    except pamh.exception as error:
        return error.pam_result

Again, why prompt regardless of whether it was found or not? User enumeration mitigation (probably tired of reading this by now ðŸ˜‚).

Next we verify the OTP.

    # Verify otp
    uniform_timer.start()
    result = False
    if user is not None and device is not None:
        result = client.verify_factor(user.id,
                                    device.id,
                                    otp_token=otp_token,
                                    state_token=state_token)
    uniform_timer.finish()
 
    # Error verifying otp - log
    if result is None:
        logit('Error verifying factor id %d for user "%s"' % (device.id, email_or_user))
        return pamh.PAM_AUTH_ERR
 
    # Invalid otp - log
    if not result:
        logit('Invalid otp auth for user "%s"' % email_or_user)
        return pamh.PAM_AUTH_ERR

At this point, we just need to check that the role is correct. We already have the roles for the user, so we just need to check that it’s in their list of roles.

    # Check if user is authorized to login to provided role
    if config['user_roles'].get(rolename, None) not in user.get_role_ids():
        logit('User "%s" is not authorized to login as "%s"' % (email_or_user, rolename))
        return pamh.PAM_AUTH_ERR
 
    # Auth'd login
    return pamh.PAM_SUCCESS

That’s it! That’s the whole module.

Closing Notes

In this writeup we’ve introduced what a PAM module is and how it can be useful for system administrators.

We ran through the setup on OneLogin and a Linux server.

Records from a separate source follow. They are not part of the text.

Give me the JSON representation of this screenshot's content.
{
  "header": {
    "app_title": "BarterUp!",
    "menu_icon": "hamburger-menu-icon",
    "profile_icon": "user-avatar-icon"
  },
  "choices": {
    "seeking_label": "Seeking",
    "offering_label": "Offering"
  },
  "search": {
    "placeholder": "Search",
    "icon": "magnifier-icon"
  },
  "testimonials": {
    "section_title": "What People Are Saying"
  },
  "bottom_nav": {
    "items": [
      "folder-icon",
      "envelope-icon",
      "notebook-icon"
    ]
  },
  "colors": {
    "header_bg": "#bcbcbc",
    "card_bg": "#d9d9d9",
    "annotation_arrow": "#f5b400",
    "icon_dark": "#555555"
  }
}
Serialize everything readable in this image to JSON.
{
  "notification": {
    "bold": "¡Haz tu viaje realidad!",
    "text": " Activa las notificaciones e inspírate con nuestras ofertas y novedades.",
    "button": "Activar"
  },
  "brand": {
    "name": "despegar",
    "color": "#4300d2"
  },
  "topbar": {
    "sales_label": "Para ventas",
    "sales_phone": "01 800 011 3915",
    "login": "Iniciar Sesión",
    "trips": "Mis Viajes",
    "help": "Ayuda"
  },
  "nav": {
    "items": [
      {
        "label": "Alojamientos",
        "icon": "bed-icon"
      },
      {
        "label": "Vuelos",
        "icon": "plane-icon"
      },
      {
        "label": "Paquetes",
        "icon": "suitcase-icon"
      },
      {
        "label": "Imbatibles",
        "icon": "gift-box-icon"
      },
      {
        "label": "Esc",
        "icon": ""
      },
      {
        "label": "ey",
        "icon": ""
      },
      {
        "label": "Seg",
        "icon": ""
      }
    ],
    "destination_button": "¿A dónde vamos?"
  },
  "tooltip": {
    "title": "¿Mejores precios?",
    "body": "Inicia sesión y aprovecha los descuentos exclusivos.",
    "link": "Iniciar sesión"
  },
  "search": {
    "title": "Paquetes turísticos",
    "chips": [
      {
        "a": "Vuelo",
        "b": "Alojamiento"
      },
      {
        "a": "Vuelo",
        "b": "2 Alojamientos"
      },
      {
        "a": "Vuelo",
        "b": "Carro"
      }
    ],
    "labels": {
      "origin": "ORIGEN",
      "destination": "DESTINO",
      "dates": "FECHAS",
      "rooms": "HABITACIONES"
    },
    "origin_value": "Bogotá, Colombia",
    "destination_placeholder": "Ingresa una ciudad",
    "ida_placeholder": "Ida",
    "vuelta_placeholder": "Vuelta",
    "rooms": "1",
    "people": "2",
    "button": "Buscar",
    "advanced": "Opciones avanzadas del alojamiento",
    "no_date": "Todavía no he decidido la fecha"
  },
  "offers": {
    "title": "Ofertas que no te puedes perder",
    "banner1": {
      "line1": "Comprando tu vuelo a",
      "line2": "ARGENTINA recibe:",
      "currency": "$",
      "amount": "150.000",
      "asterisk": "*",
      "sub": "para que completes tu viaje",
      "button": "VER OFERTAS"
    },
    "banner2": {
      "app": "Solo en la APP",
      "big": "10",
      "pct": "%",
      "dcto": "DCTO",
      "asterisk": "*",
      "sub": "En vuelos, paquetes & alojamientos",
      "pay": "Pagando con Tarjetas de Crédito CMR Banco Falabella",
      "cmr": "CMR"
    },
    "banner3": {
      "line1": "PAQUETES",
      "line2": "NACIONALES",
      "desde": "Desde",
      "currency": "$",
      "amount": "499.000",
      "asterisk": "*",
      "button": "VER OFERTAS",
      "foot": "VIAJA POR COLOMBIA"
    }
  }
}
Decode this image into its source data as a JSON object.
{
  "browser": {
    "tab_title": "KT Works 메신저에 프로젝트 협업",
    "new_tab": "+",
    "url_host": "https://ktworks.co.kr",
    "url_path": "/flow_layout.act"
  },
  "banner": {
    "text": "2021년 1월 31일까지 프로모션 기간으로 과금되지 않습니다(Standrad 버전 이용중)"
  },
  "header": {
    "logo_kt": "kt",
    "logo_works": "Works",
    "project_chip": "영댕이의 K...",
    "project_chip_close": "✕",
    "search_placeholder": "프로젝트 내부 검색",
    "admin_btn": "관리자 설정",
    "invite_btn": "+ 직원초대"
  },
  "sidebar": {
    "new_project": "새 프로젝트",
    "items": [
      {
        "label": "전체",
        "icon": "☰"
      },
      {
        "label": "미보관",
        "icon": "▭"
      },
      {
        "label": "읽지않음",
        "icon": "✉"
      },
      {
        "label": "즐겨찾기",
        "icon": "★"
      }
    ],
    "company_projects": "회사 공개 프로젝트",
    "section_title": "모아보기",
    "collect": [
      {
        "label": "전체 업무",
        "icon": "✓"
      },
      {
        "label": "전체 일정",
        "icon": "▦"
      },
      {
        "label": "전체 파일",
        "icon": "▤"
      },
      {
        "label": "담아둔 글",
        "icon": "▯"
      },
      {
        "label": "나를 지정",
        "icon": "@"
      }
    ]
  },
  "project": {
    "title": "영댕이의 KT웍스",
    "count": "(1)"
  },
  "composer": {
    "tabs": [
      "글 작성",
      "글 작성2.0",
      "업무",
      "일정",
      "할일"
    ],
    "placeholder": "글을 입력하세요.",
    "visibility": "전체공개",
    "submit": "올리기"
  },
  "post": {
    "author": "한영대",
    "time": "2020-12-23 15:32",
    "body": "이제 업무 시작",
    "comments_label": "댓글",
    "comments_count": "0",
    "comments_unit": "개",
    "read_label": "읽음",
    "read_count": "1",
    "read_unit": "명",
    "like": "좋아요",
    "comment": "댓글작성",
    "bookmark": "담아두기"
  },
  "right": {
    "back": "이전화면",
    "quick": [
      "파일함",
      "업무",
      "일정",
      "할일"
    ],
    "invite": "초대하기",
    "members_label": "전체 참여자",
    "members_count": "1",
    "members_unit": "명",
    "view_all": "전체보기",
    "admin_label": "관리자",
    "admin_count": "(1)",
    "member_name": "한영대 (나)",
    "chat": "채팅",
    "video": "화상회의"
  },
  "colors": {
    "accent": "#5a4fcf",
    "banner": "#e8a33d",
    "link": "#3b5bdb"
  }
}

Finally, we went over the module itself, the known issues with it, and why it is implemented the way it is.